**Your instructions:**
Every line containing "Своё" should be identified and copied from the data below.

[App and web page records]
BEGIN
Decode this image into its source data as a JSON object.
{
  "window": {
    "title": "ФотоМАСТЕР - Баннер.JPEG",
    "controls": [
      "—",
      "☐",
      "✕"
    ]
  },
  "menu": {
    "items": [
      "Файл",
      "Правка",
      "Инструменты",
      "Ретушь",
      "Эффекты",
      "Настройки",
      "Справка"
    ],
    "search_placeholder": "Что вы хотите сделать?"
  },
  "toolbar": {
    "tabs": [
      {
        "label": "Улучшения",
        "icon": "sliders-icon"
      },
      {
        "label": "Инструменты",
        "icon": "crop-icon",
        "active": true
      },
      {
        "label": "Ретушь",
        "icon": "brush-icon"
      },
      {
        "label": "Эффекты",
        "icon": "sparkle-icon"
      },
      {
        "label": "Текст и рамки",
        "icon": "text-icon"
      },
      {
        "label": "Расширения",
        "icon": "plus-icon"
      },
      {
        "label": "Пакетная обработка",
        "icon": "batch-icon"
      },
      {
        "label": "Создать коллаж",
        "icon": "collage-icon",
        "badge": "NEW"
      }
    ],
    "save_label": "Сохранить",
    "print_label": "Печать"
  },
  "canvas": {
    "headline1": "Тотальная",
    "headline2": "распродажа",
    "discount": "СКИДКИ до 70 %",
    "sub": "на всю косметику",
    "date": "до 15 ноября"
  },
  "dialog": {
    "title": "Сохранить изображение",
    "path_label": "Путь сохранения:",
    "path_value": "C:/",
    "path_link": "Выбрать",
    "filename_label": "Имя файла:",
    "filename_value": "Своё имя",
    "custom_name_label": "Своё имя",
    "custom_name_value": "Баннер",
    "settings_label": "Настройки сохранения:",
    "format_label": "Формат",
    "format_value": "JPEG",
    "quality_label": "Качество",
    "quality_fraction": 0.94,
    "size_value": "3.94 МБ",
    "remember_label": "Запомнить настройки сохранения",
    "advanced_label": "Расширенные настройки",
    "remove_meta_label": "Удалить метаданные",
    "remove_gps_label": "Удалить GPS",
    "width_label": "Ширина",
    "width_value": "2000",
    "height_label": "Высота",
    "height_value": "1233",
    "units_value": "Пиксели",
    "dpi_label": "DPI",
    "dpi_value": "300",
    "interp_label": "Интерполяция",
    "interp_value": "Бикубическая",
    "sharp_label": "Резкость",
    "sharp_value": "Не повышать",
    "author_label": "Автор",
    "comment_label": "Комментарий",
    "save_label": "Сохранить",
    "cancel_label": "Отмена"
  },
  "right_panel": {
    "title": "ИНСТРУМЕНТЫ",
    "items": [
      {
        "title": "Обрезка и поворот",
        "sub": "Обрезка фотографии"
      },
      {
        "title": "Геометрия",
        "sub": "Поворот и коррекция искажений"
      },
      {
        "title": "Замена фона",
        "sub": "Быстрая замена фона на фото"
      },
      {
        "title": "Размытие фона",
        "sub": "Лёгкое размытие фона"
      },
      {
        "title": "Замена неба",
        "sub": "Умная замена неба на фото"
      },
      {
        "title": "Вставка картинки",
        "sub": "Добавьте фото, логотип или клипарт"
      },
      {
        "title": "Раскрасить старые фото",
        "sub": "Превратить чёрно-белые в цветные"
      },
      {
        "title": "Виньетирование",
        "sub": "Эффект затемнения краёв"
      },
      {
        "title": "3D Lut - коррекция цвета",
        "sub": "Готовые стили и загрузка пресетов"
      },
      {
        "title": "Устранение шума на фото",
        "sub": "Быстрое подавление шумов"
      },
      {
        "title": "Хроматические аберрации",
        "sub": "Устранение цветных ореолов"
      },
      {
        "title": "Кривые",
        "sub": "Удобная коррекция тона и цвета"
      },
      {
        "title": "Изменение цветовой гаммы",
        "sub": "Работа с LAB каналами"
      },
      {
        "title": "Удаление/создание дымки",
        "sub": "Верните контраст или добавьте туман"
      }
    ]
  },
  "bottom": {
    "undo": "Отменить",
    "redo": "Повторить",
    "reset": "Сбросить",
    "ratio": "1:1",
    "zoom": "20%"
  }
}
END
**Answer box:**
    "filename_value": "Своё имя",
    "custom_name_label": "Своё имя",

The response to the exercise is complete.